Problem description: Go through the entries below and copy every line that holds the word "close".

The data:
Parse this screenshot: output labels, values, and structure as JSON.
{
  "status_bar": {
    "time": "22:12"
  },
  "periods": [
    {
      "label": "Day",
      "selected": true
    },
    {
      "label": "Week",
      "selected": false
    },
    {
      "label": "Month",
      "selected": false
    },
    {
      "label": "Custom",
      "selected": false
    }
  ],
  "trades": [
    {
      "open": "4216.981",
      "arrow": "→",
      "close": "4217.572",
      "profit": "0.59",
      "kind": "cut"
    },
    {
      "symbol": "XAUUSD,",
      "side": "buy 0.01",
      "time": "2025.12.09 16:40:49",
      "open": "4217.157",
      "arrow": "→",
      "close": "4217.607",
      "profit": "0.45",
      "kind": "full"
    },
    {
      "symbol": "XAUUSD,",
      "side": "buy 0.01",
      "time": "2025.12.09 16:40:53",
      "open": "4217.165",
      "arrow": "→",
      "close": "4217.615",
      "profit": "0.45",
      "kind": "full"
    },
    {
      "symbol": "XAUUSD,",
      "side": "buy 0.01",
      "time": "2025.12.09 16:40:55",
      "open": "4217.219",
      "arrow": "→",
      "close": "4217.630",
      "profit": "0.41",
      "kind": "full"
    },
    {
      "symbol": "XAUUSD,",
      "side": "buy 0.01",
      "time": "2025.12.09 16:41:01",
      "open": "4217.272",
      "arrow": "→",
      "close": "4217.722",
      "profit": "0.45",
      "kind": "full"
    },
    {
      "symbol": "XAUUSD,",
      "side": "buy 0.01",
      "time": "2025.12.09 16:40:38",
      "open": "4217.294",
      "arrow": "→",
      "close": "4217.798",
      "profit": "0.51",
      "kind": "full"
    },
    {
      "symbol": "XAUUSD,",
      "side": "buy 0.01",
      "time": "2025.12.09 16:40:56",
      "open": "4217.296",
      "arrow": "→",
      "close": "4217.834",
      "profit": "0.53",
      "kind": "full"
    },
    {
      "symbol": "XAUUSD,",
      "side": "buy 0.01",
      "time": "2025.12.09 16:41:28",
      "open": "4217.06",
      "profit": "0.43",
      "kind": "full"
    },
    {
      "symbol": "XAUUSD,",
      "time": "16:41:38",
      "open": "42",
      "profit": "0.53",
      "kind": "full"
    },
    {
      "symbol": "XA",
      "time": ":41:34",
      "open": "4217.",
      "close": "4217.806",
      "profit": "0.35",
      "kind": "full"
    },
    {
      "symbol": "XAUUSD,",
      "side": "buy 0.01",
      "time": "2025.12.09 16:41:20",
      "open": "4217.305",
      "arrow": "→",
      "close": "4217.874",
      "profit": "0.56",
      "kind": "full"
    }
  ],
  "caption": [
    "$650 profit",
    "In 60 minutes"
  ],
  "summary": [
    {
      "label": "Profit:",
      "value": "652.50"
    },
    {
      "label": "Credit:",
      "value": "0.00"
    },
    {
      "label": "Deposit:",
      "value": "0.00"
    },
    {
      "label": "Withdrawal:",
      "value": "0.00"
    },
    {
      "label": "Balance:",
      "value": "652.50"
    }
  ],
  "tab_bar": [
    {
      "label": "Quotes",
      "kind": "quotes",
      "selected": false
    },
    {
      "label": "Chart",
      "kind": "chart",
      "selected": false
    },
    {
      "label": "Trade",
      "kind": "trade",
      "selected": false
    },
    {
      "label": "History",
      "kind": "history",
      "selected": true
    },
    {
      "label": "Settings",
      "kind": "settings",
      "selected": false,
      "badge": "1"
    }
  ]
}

Response area:
      "close": "4217.572",
      "close": "4217.607",
      "close": "4217.615",
      "close": "4217.630",
      "close": "4217.722",
      "close": "4217.798",
      "close": "4217.834",
      "close": "4217.806",
      "close": "4217.874",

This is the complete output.